### Given information:
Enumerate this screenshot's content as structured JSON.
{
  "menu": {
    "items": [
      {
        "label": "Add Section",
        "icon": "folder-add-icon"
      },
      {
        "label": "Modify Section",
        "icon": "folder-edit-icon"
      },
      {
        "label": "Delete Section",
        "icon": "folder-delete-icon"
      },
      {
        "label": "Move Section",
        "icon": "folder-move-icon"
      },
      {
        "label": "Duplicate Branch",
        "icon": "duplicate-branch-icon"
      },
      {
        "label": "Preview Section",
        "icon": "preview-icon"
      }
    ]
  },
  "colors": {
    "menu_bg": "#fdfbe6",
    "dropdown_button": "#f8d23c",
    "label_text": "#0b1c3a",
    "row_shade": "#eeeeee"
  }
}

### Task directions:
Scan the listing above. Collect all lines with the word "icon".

### Answer to this task:
        "icon": "folder-add-icon"
        "icon": "folder-edit-icon"
        "icon": "folder-delete-icon"
        "icon": "folder-move-icon"
        "icon": "duplicate-branch-icon"
        "icon": "preview-icon"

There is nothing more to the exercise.